**Activity**
Return each line of the listing that has the word "selected" in it.

**Input data**
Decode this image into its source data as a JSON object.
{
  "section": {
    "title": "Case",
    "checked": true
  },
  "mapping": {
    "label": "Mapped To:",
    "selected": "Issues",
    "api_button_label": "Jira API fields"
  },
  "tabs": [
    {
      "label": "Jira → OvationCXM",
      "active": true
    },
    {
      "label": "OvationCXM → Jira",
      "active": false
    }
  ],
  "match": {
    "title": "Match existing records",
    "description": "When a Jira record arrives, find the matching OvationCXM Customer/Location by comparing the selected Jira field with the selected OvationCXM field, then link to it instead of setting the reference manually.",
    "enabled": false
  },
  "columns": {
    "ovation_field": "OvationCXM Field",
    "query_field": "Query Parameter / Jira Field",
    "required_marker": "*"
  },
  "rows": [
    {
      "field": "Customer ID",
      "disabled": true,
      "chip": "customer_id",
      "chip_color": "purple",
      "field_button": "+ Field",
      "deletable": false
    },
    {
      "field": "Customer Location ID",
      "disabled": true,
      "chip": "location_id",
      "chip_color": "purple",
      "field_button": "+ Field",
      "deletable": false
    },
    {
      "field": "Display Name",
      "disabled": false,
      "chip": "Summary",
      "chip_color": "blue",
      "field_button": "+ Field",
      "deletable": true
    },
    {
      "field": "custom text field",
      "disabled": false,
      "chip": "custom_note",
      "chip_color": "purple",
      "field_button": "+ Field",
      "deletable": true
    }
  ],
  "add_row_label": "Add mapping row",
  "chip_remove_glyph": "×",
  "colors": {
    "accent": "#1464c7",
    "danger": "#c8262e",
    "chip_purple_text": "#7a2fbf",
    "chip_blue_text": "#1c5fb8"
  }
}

**Response for this exercise**
    "selected": "Issues",
    "description": "When a Jira record arrives, find the matching OvationCXM Customer/Location by comparing the selected Jira field with the selected OvationCXM field, then link to it instead of setting the reference manually.",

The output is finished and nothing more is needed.